The first major difference is that in most cricket matches (Twenty20 games excluded) are longer and have natural break periods (bowling change of ends, fall of a wicket etc) and often 45 minutes for lunch. Even the bish-bash of the Twenty20 games has some of these breaks. This takes away the crowd rush and pressure on ancillary facilities (particularly toilets) in the 15 minute half time break for football and rugby. Equally because of the length of the game, spectator arrival is more relaxed and casual, although this has a different effect on movement around the stadium which we explain later.
The second major difference is viewing time. A Twenty20 game lasts for around three hours which is the shortest format, but normally a day’s cricket is 6-7 hours. The consequence of this is that seats and seat spacing (including terrace goings) are more generous. There is no necessity for crowd segregation either, which has a significant effect on spectator movement (although the SWALEC has been designed to accommodate spectator segregation). Get these wrong, and you have the unpleasant consequences such as those that have troubled the new London City stadium (previously the Olympic Stadium) as West Ham’s new ground has seen sadly evidenced in its early use.
The drama of arrival is an important part of designed movement flows. It is generally considered that to arrive at an upper level and then migrate downwards, reveals the pitch or the sporting theatre in a way in which enhances that arrival experience. Unfortunately, the budgets at both the SWALEC and Ice Arena Wales (IAW) allowed this movement pattern – there was no natural topography that facilitated this particular sequence, even though the IAW was conceived as having a first floor arrival, this was sadly “value engineered” out.
However, within the two main stands at the SWALEC, this arrival sequence was manufactured by the use of vomitories. These stair devices lead you up from the ground floor concourse from where the oval is still hidden. The flight takes you up half a level at which point you cross the threshold from the enclosed space of the concourse to the open bowl of the oval. This transition is a key aspect of that sense of arrival – that sense of theatre.
There is an ebb and flow between when the crowd inspires the players and when the players inspire the crowd. This is facilitated by several things – acoustic properties are important, but good sight lines and an unobstructed view of the action, combined with a terraced section that provides those good sight lines but with physical intimacy to the playing area, are perhaps even more significant. Here, the Green Guide again provides useful design criteria for establishing a good spectator experience. The measurement is called the ‘C’ value and is calculated by using the diagram shown.
In both the SWALEC and IAW, they enjoy an excellent ‘C’ value and even in the case of the IAW, where because of the crash boards around the ice, proximity to the action and sightlines are exemplary.

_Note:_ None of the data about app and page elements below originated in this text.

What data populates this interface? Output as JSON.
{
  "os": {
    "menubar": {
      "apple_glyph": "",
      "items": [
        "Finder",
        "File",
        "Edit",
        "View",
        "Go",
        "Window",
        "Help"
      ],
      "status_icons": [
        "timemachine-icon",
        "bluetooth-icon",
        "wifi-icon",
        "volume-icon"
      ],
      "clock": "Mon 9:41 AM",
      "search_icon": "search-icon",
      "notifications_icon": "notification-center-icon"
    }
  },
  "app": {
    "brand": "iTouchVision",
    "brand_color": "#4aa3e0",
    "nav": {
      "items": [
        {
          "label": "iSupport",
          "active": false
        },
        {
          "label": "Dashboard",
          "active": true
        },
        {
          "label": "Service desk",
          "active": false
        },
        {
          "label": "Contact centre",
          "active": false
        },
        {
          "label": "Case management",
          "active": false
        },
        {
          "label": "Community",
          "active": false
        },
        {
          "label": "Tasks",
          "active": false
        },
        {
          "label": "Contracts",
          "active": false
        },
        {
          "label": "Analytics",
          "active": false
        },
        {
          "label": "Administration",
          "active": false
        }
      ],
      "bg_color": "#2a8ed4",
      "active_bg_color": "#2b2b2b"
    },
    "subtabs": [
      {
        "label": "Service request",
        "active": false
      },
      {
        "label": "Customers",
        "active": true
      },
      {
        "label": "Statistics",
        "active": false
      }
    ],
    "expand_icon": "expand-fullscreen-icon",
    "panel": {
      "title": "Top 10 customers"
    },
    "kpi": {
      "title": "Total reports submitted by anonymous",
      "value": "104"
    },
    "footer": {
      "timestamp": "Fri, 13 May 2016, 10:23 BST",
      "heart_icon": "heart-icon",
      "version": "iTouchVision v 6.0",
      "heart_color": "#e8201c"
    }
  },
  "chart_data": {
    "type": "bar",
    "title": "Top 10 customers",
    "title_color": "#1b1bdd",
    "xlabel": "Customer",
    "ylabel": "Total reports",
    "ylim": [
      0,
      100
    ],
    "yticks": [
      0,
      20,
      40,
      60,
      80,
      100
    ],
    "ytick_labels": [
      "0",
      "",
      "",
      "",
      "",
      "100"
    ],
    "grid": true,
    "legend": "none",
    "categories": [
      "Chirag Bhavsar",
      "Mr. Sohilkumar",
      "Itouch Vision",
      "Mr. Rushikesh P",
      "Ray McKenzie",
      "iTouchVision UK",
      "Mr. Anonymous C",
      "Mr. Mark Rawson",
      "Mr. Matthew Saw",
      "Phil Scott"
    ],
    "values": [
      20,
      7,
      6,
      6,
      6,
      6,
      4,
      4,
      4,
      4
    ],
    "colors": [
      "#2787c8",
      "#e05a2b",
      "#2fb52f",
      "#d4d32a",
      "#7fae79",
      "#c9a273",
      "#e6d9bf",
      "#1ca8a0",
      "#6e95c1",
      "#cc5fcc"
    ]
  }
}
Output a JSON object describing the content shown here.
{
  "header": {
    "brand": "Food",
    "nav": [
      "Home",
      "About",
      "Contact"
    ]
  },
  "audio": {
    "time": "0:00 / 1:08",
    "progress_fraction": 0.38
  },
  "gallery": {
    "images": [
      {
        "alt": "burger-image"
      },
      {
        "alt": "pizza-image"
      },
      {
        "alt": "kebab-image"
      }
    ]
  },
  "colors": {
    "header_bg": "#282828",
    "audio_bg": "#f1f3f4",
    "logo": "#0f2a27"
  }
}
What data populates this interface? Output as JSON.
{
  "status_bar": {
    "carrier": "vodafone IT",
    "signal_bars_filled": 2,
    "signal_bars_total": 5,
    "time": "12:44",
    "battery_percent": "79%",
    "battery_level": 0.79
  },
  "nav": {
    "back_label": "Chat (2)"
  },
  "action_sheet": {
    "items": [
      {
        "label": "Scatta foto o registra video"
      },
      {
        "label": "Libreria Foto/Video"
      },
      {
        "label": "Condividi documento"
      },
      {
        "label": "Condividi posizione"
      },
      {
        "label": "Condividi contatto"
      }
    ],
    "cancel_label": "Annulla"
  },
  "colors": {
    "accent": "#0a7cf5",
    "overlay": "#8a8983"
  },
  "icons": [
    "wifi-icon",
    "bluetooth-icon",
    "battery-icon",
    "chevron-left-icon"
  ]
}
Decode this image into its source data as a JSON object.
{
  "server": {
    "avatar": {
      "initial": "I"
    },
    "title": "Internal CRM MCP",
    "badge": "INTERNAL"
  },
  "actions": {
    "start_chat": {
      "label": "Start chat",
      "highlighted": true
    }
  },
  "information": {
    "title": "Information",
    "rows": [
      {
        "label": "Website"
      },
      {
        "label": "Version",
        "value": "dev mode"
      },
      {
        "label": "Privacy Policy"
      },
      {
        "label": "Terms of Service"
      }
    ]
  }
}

The pragmatics of people flow within the stadium fabric can be assessed on a simple level against the following design criteria (again, as defined within the Green Guide);-
- Entry capacity – determined by the number of persons capable of entering the ground in 1 hour – 660 people per turnstile per hour
- 10% of the ground can be “unreserved seats”
- Stair widths – 1.2 – 1.8m (1.2 preferred)
- Concourse capacity – 20 persons per 10 sq m
- Reservoir exit – 40 persons per 10sqm
- Stepped exit – 66 persons per minute per metre (width)
- Flat exist – 82 persons per minute per metre (width)
- 95% of the stadium must have unobstructed views
- The stadium must be able to be evacuated to the safe zone within 8 minutes
The playing area can be a designated safe zone but only on a short temporary basis. Even given the above, the way in which any stadium or arena operates in terms of movement requires careful consideration of both the pragmatic and the poetic. It must consider the arrival sequence that starts long before turnstiles, the way in which the players enter the field of play, the interaction between the crowd and the players – all are participants in the theatre and the performance. The IAW has been well received by the fans of the Cardiff Devils as well as visiting supporters. The SWALEC Stadium was voted in the top three sporting venues in the UK by both the public and industry experts immediately after the first Ashes Test, alongside Wimbledon and the O2 Arena